**Example 2.17. Placing sections for stack and heap **

AREA stack, DATA, NOINIT SPACE 0x3000 ; Reserve stack space AREA heap, DATA, NOINIT SPACE 0x3000 ; Reserve heap space END

You can then place these sections in their own execution region in the scatter-loading description file, as shown in Example 2.18.

**Example 2.18. Placing sections for stack and heap**

LOAD_FLASH 0x24000000 0x04000000 { : STACKS 0x1000 UNINIT ; length = 0x3000 { stackheap.o (stack) ; stack = 0x4000 to 0x1000 } HEAP 0x15000 UNINIT ; length = 0x3000 { stackheap.o (heap) ; heap = 0x15000 to 0x18000 } }

The linker generates symbols that point to the base and limit
of each execution region, that can be imported into the retargeting
code to be used by `__user_initial_stackheap()`

:

Image$$STACKS$$ZI$$Limit = 0x4000

Image$$STACKS$$ZI$$Base = 0x1000

Image$$HEAP$$ZI$$Base = 0x15000

Image$$HEAP$$ZI$$Limit = 0x18000

You can make this code more readable by using the `DCD`

directive
to give these values more meaningful names, as shown in Example 2.19.

**Example 2.19. Using the DCD directive**

IMPORT ||Image$$STACKS$$ZI$$Base|| IMPORT ||Image$$STACKS$$ZI$$Limit|| IMPORT ||Image$$HEAP$$ZI$$Base|| IMPORT ||Image$$HEAP$$ZI$$Limit|| stack_base DCD ||Image$$STACKS$$ZI$$Limit|| ; = 0x4000 stack_limit DCD ||Image$$STACKS$$ZI$$Base|| ; = 0x1000 heap_base DCD ||Image$$HEAP$$ZI$$Base|| ; = 0x15000 heap_limit DCD ||Image$$HEAP$$ZI$$Limit|| ; = 0x18000

You can use these examples to place the heap base at `0x15000`

and
the stack base at `0x1000`

. You can then change
the stack and heap base locations easily by editing the addresses
of the respective execution regions.

This method uses the scatter file `EMPTY`

attribute
of the linker. This enables regions to be defined that contain no
object code or data. This is a convenient method of defining a stack
or heap. The length of the region is specified after the `EMPTY`

attribute. In
the case of a heap, that grows upwards in memory, the region length
is positive. In the case of a stack, the region length is marked
as negative, to indicate that it grows downwards in memory. Example 2.20 shows how
to use the `EMPTY`

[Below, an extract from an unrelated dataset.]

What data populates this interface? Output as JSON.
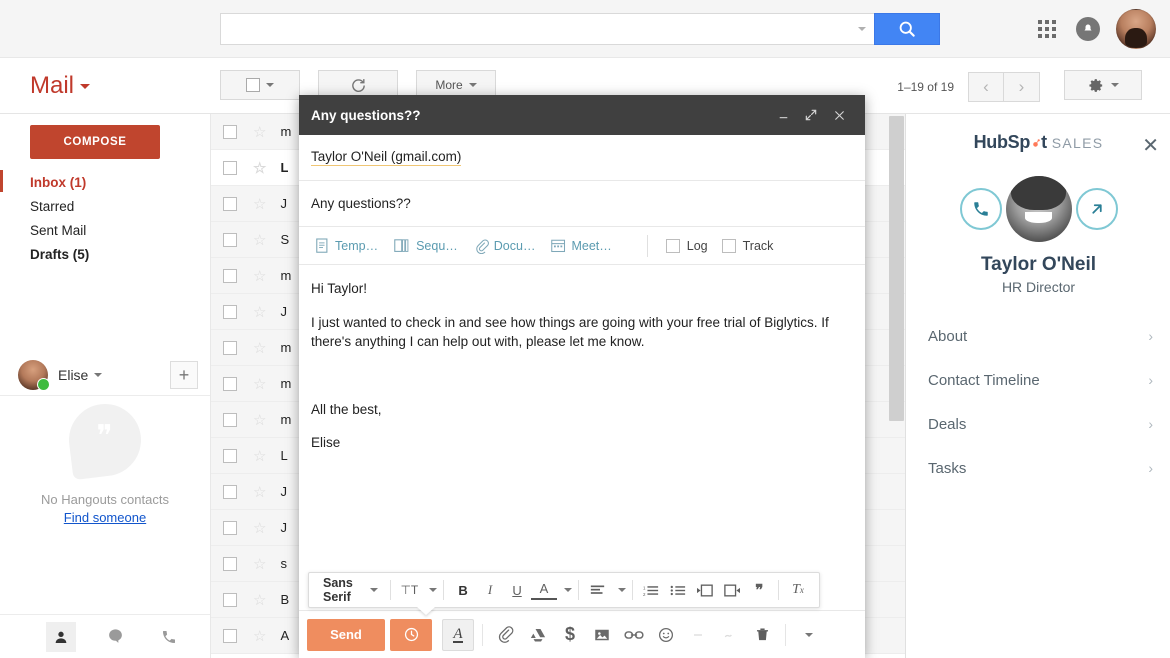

attribute.

The benefit of this approach is that the size and position
of the stack and heap is defined in one place, that is, in the scatter-loading
description file. You do not have to create a `stackheap.s`

file.

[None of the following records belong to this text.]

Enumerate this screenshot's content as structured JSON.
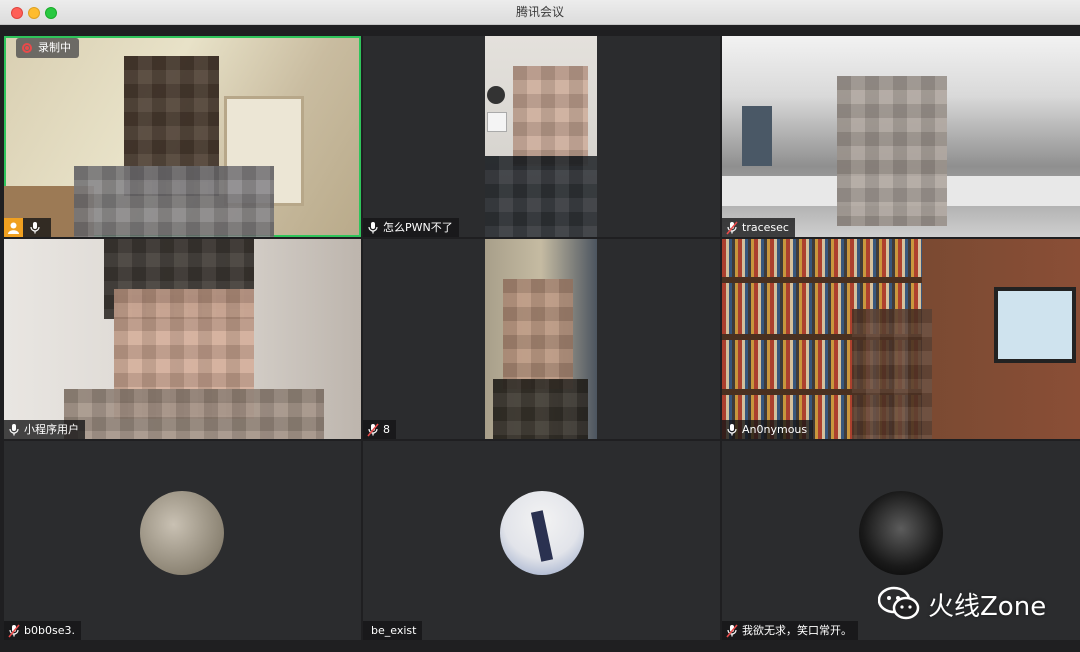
{
  "window": {
    "title": "腾讯会议"
  },
  "recording": {
    "label": "录制中"
  },
  "participants": [
    {
      "name": "",
      "muted": false,
      "video": true
    },
    {
      "name": "怎么PWN不了",
      "muted": false,
      "video": true
    },
    {
      "name": "tracesec",
      "muted": true,
      "video": true
    },
    {
      "name": "小程序用户",
      "muted": false,
      "video": true
    },
    {
      "name": "8",
      "muted": true,
      "video": true
    },
    {
      "name": "An0nymous",
      "muted": false,
      "video": true
    },
    {
      "name": "b0b0se3.",
      "muted": true,
      "video": false
    },
    {
      "name": "be_exist",
      "muted": false,
      "video": false
    },
    {
      "name": "我欲无求，笑口常开。",
      "muted": true,
      "video": false
    }
  ],
  "watermark": {
    "text": "火线Zone"
  },
  "colors": {
    "active_speaker_border": "#2fc45b",
    "tile_bg": "#2b2c2e",
    "muted_icon": "#e94a4a"
  }
}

**Example 2.20. Placing stack and heap regions using
EMPTY**

ROM_LOAD 0x24000000 0x04000000 { ... HEAP 0x30000 EMPTY 0x3000 { } STACKS 0x40000 EMPTY -0x3000 { } ... }

At link time, the linker generates symbols to represent these `EMPTY`

regions:

Image$$HEAP$$ZI$$Base = 0x30000

Image$$HEAP$$ZI$$Limit = 0x33000

Image$$STACKS$$ZI$$Base = 0x3D000

Image$$STACKS$$ZI$$Limit = 0x40000

Your application code can then process these symbols as shown in Example 2.21.

**Example 2.21. Linker generated symbols representing
EMPTY regions**

IMPORT ||Image$$HEAP$$ZI$$Base|| IMPORT ||Image$$HEAP$$ZI$$Limit|| heap_base DCD ||Image$$HEAP$$ZI$$Base|| heap_limit DCD ||Image$$HEAP$$ZI$$Limit|| IMPORT ||Image$$STACKS$$ZI$$Base|| IMPORT ||Image$$STACKS$$ZI$$Limit|| stack_base DCD ||Image$$STACKS$$ZI$$Limit|| stack_limit DCD ||Image$$STACKS$$ZI$$Base||